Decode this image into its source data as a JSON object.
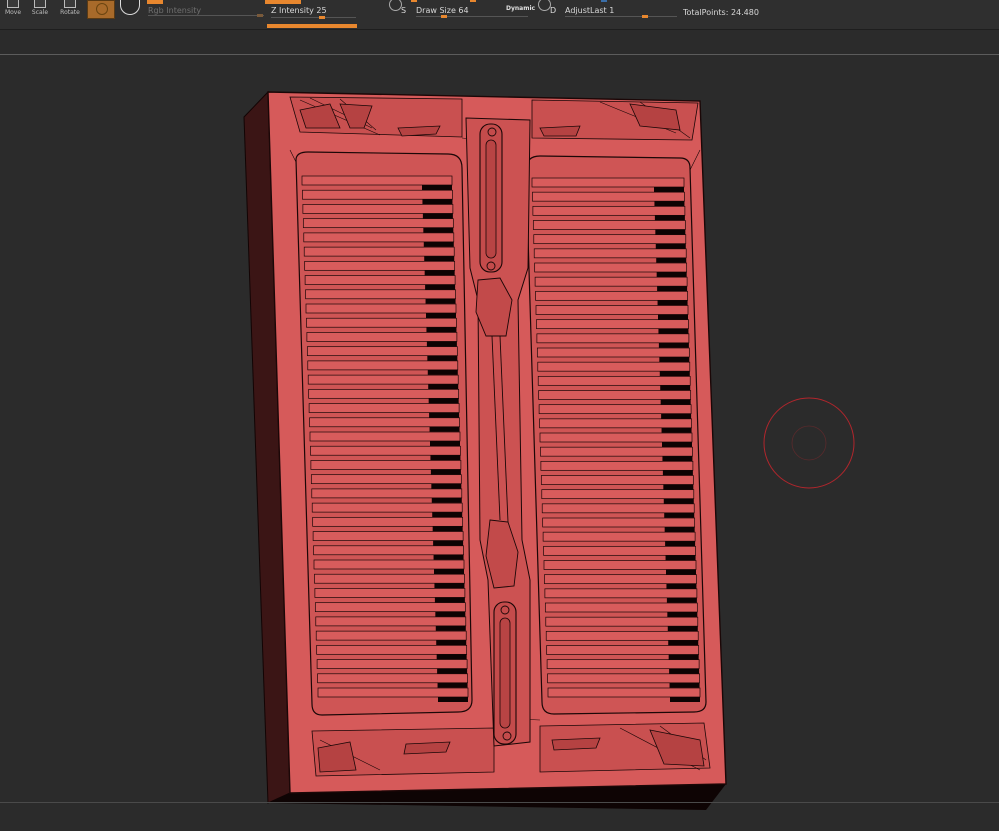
{
  "toolbar": {
    "tools": [
      {
        "label": "Move",
        "icon": "move-icon"
      },
      {
        "label": "Scale",
        "icon": "scale-icon"
      },
      {
        "label": "Rotate",
        "icon": "rotate-icon"
      }
    ],
    "material_icon": "material-swatch-icon",
    "alpha_icon": "alpha-swatch-icon",
    "rgb_intensity_label": "Rgb Intensity",
    "z_intensity_label": "Z Intensity 25",
    "z_intensity_value": 25,
    "draw_size_label": "Draw Size 64",
    "draw_size_value": 64,
    "dynamic_label": "Dynamic",
    "adjust_last_label": "AdjustLast 1",
    "adjust_last_value": 1,
    "s_letter": "S",
    "d_letter": "D",
    "total_points_label": "TotalPoints: 24.480"
  },
  "canvas": {
    "mesh_color": "#d65a5a",
    "wire_color": "#1b0707",
    "side_color": "#3a1414",
    "background_color": "#2b2b2b",
    "brush_cursor_color": "#b0262c",
    "slat_rows": 37
  },
  "accent_color": "#e8872e"
}
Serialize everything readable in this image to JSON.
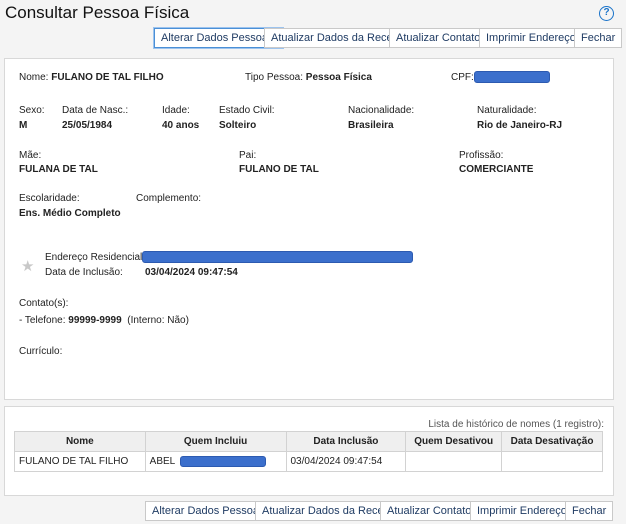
{
  "page": {
    "title": "Consultar Pessoa Física"
  },
  "toolbar": {
    "alterar": "Alterar Dados Pessoais",
    "atualizar_receita": "Atualizar Dados da Receita",
    "atualizar_contatos": "Atualizar Contatos",
    "imprimir": "Imprimir Endereços",
    "fechar": "Fechar"
  },
  "person": {
    "nome_label": "Nome:",
    "nome": "FULANO DE TAL FILHO",
    "tipo_label": "Tipo Pessoa:",
    "tipo": "Pessoa Física",
    "cpf_label": "CPF:",
    "sexo_label": "Sexo:",
    "sexo": "M",
    "nasc_label": "Data de Nasc.:",
    "nasc": "25/05/1984",
    "idade_label": "Idade:",
    "idade": "40 anos",
    "civil_label": "Estado Civil:",
    "civil": "Solteiro",
    "nac_label": "Nacionalidade:",
    "nac": "Brasileira",
    "natural_label": "Naturalidade:",
    "natural": "Rio de Janeiro-RJ",
    "mae_label": "Mãe:",
    "mae": "FULANA DE TAL",
    "pai_label": "Pai:",
    "pai": "FULANO DE TAL",
    "prof_label": "Profissão:",
    "prof": "COMERCIANTE",
    "esc_label": "Escolaridade:",
    "esc": "Ens. Médio Completo",
    "compl_label": "Complemento:",
    "end_label": "Endereço Residencial:",
    "incl_label": "Data de Inclusão:",
    "incl": "03/04/2024 09:47:54",
    "contatos_label": "Contato(s):",
    "tel_prefix": "- Telefone:",
    "tel": "99999-9999",
    "tel_suffix": "(Interno: Não)",
    "curriculo_label": "Currículo:"
  },
  "history": {
    "hint": "Lista de histórico de nomes (1 registro):",
    "headers": [
      "Nome",
      "Quem Incluiu",
      "Data Inclusão",
      "Quem Desativou",
      "Data Desativação"
    ],
    "rows": [
      {
        "nome": "FULANO DE TAL FILHO",
        "quem": "ABEL",
        "data": "03/04/2024 09:47:54",
        "desativou": "",
        "data_desat": ""
      }
    ]
  },
  "colors": {
    "redaction": "#3b6fcc",
    "link": "#1f3b63",
    "help": "#1a73c9"
  }
}
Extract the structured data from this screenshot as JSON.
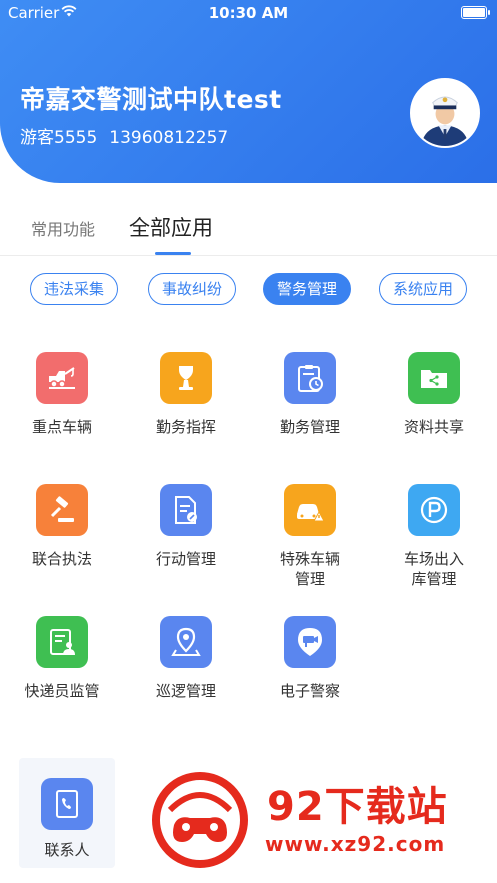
{
  "status_bar": {
    "carrier": "Carrier",
    "time": "10:30 AM"
  },
  "header": {
    "org_title": "帝嘉交警测试中队test",
    "user_name": "游客5555",
    "phone": "13960812257",
    "accent_color": "#2f77ee"
  },
  "tabs": [
    {
      "label": "常用功能",
      "active": false
    },
    {
      "label": "全部应用",
      "active": true
    }
  ],
  "chips": [
    {
      "label": "违法采集",
      "active": false
    },
    {
      "label": "事故纠纷",
      "active": false
    },
    {
      "label": "警务管理",
      "active": true
    },
    {
      "label": "系统应用",
      "active": false
    }
  ],
  "apps": [
    {
      "label": "重点车辆",
      "icon": "tow-truck-icon",
      "color": "#f26d6d"
    },
    {
      "label": "勤务指挥",
      "icon": "trophy-icon",
      "color": "#f7a51d"
    },
    {
      "label": "勤务管理",
      "icon": "clipboard-clock-icon",
      "color": "#5a86ef"
    },
    {
      "label": "资料共享",
      "icon": "shared-folder-icon",
      "color": "#3fbf52"
    },
    {
      "label": "联合执法",
      "icon": "gavel-icon",
      "color": "#f7813a"
    },
    {
      "label": "行动管理",
      "icon": "document-edit-icon",
      "color": "#5a86ef"
    },
    {
      "label": "特殊车辆管理",
      "icon": "car-warning-icon",
      "color": "#f7a51d"
    },
    {
      "label": "车场出入库管理",
      "icon": "parking-icon",
      "color": "#3ea8f2"
    },
    {
      "label": "快递员监管",
      "icon": "courier-doc-icon",
      "color": "#3fbf52"
    },
    {
      "label": "巡逻管理",
      "icon": "map-pin-icon",
      "color": "#5a86ef"
    },
    {
      "label": "电子警察",
      "icon": "camera-pin-icon",
      "color": "#5a86ef"
    }
  ],
  "contact": {
    "label": "联系人",
    "icon": "phone-book-icon",
    "color": "#5a86ef"
  },
  "watermark": {
    "brand": "92下载站",
    "url": "www.xz92.com",
    "color": "#e52a1d"
  }
}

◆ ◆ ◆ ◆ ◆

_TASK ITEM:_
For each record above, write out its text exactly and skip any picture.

_OUTPUT FOR THIS EXERCISE:_
Decode this image into its source data as a JSON object.
{
  "toolbar": {
    "tools": [
      {
        "label": "Move",
        "icon": "move-icon"
      },
      {
        "label": "Scale",
        "icon": "scale-icon"
      },
      {
        "label": "Rotate",
        "icon": "rotate-icon"
      }
    ],
    "material_icon": "material-swatch-icon",
    "alpha_icon": "alpha-swatch-icon",
    "rgb_intensity_label": "Rgb Intensity",
    "z_intensity_label": "Z Intensity 25",
    "z_intensity_value": 25,
    "draw_size_label": "Draw Size 64",
    "draw_size_value": 64,
    "dynamic_label": "Dynamic",
    "adjust_last_label": "AdjustLast 1",
    "adjust_last_value": 1,
    "s_letter": "S",
    "d_letter": "D",
    "total_points_label": "TotalPoints: 24.480"
  },
  "canvas": {
    "mesh_color": "#d65a5a",
    "wire_color": "#1b0707",
    "side_color": "#3a1414",
    "background_color": "#2b2b2b",
    "brush_cursor_color": "#b0262c",
    "slat_rows": 37
  },
  "accent_color": "#e8872e"
}
Serialize everything readable in this image to JSON.
{
  "page": {
    "title": "Consultar Pessoa Física"
  },
  "toolbar": {
    "alterar": "Alterar Dados Pessoais",
    "atualizar_receita": "Atualizar Dados da Receita",
    "atualizar_contatos": "Atualizar Contatos",
    "imprimir": "Imprimir Endereços",
    "fechar": "Fechar"
  },
  "person": {
    "nome_label": "Nome:",
    "nome": "FULANO DE TAL FILHO",
    "tipo_label": "Tipo Pessoa:",
    "tipo": "Pessoa Física",
    "cpf_label": "CPF:",
    "sexo_label": "Sexo:",
    "sexo": "M",
    "nasc_label": "Data de Nasc.:",
    "nasc": "25/05/1984",
    "idade_label": "Idade:",
    "idade": "40 anos",
    "civil_label": "Estado Civil:",
    "civil": "Solteiro",
    "nac_label": "Nacionalidade:",
    "nac": "Brasileira",
    "natural_label": "Naturalidade:",
    "natural": "Rio de Janeiro-RJ",
    "mae_label": "Mãe:",
    "mae": "FULANA DE TAL",
    "pai_label": "Pai:",
    "pai": "FULANO DE TAL",
    "prof_label": "Profissão:",
    "prof": "COMERCIANTE",
    "esc_label": "Escolaridade:",
    "esc": "Ens. Médio Completo",
    "compl_label": "Complemento:",
    "end_label": "Endereço Residencial:",
    "incl_label": "Data de Inclusão:",
    "incl": "03/04/2024 09:47:54",
    "contatos_label": "Contato(s):",
    "tel_prefix": "- Telefone:",
    "tel": "99999-9999",
    "tel_suffix": "(Interno: Não)",
    "curriculo_label": "Currículo:"
  },
  "history": {
    "hint": "Lista de histórico de nomes (1 registro):",
    "headers": [
      "Nome",
      "Quem Incluiu",
      "Data Inclusão",
      "Quem Desativou",
      "Data Desativação"
    ],
    "rows": [
      {
        "nome": "FULANO DE TAL FILHO",
        "quem": "ABEL",
        "data": "03/04/2024 09:47:54",
        "desativou": "",
        "data_desat": ""
      }
    ]
  },
  "colors": {
    "redaction": "#3b6fcc",
    "link": "#1f3b63",
    "help": "#1a73c9"
  }
}
Extract the structured data from this screenshot as JSON.
{
  "status_bar": {
    "carrier": "Carrier",
    "time": "10:30 AM"
  },
  "header": {
    "org_title": "帝嘉交警测试中队test",
    "user_name": "游客5555",
    "phone": "13960812257",
    "accent_color": "#2f77ee"
  },
  "tabs": [
    {
      "label": "常用功能",
      "active": false
    },
    {
      "label": "全部应用",
      "active": true
    }
  ],
  "chips": [
    {
      "label": "违法采集",
      "active": false
    },
    {
      "label": "事故纠纷",
      "active": false
    },
    {
      "label": "警务管理",
      "active": true
    },
    {
      "label": "系统应用",
      "active": false
    }
  ],
  "apps": [
    {
      "label": "重点车辆",
      "icon": "tow-truck-icon",
      "color": "#f26d6d"
    },
    {
      "label": "勤务指挥",
      "icon": "trophy-icon",
      "color": "#f7a51d"
    },
    {
      "label": "勤务管理",
      "icon": "clipboard-clock-icon",
      "color": "#5a86ef"
    },
    {
      "label": "资料共享",
      "icon": "shared-folder-icon",
      "color": "#3fbf52"
    },
    {
      "label": "联合执法",
      "icon": "gavel-icon",
      "color": "#f7813a"
    },
    {
      "label": "行动管理",
      "icon": "document-edit-icon",
      "color": "#5a86ef"
    },
    {
      "label": "特殊车辆管理",
      "icon": "car-warning-icon",
      "color": "#f7a51d"
    },
    {
      "label": "车场出入库管理",
      "icon": "parking-icon",
      "color": "#3ea8f2"
    },
    {
      "label": "快递员监管",
      "icon": "courier-doc-icon",
      "color": "#3fbf52"
    },
    {
      "label": "巡逻管理",
      "icon": "map-pin-icon",
      "color": "#5a86ef"
    },
    {
      "label": "电子警察",
      "icon": "camera-pin-icon",
      "color": "#5a86ef"
    }
  ],
  "contact": {
    "label": "联系人",
    "icon": "phone-book-icon",
    "color": "#5a86ef"
  },
  "watermark": {
    "brand": "92下载站",
    "url": "www.xz92.com",
    "color": "#e52a1d"
  }
}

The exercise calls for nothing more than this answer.